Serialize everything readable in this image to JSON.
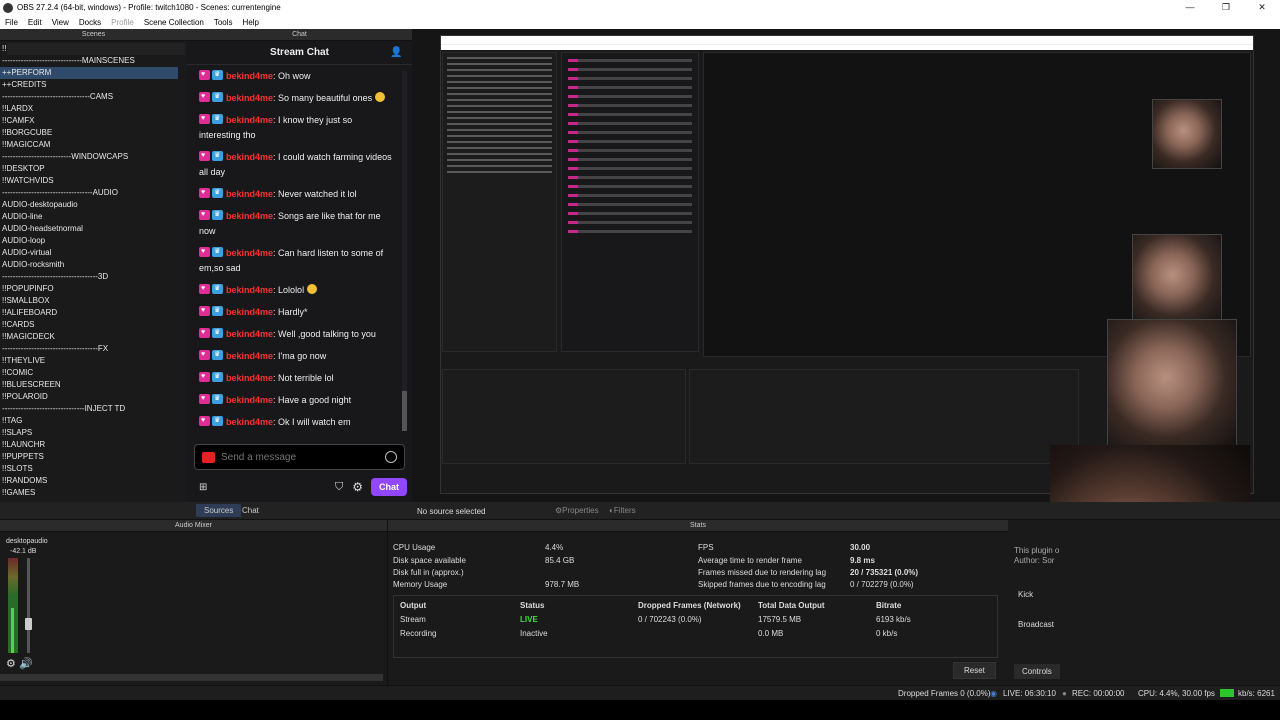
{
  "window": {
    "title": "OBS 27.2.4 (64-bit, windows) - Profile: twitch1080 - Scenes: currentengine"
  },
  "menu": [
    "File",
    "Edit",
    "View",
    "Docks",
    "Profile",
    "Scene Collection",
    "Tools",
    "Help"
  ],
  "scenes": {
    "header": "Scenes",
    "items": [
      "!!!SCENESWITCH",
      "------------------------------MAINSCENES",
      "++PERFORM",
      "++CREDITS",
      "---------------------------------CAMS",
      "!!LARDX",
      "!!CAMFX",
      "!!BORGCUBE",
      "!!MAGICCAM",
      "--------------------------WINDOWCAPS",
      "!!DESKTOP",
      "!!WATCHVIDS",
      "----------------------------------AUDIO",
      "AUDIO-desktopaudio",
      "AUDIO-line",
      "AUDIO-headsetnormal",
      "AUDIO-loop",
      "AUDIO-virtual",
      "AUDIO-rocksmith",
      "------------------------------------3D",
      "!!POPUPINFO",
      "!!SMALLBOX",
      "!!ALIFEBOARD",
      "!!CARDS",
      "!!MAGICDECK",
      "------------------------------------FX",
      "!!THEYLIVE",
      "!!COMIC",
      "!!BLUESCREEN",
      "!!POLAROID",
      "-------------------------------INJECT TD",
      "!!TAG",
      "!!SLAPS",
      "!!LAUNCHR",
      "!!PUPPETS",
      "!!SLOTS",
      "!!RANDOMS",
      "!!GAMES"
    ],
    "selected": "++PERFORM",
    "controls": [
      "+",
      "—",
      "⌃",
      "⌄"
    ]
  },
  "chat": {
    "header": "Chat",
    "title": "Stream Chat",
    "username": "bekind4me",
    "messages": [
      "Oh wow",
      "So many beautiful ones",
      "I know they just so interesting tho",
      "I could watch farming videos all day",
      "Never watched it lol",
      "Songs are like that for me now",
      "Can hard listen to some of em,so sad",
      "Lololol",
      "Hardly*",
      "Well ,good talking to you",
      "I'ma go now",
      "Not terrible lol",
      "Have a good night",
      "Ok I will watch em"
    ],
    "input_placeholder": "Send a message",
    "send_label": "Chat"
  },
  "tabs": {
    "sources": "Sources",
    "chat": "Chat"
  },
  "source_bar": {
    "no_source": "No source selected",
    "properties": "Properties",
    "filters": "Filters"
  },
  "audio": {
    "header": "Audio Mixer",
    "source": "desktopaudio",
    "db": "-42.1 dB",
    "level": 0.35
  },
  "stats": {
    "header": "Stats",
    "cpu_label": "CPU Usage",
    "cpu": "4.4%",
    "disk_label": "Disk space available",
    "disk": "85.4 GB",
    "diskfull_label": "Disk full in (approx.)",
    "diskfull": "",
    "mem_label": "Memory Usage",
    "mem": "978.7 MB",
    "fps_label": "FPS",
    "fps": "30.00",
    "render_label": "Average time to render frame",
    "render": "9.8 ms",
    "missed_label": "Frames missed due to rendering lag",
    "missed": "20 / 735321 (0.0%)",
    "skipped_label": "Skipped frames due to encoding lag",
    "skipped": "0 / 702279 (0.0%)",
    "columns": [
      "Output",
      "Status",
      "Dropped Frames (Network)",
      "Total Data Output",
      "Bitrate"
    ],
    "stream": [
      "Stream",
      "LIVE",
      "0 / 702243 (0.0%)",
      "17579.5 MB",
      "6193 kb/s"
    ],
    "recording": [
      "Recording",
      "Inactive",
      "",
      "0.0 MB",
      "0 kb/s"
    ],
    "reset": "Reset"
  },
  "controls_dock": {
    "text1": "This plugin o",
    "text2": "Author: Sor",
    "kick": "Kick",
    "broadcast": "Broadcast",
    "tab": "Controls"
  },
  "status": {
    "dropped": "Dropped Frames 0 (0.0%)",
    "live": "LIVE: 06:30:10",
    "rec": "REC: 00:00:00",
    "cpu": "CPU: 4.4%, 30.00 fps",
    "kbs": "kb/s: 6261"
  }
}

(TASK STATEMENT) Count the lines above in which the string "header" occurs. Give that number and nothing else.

(TASK RESPONSE) 4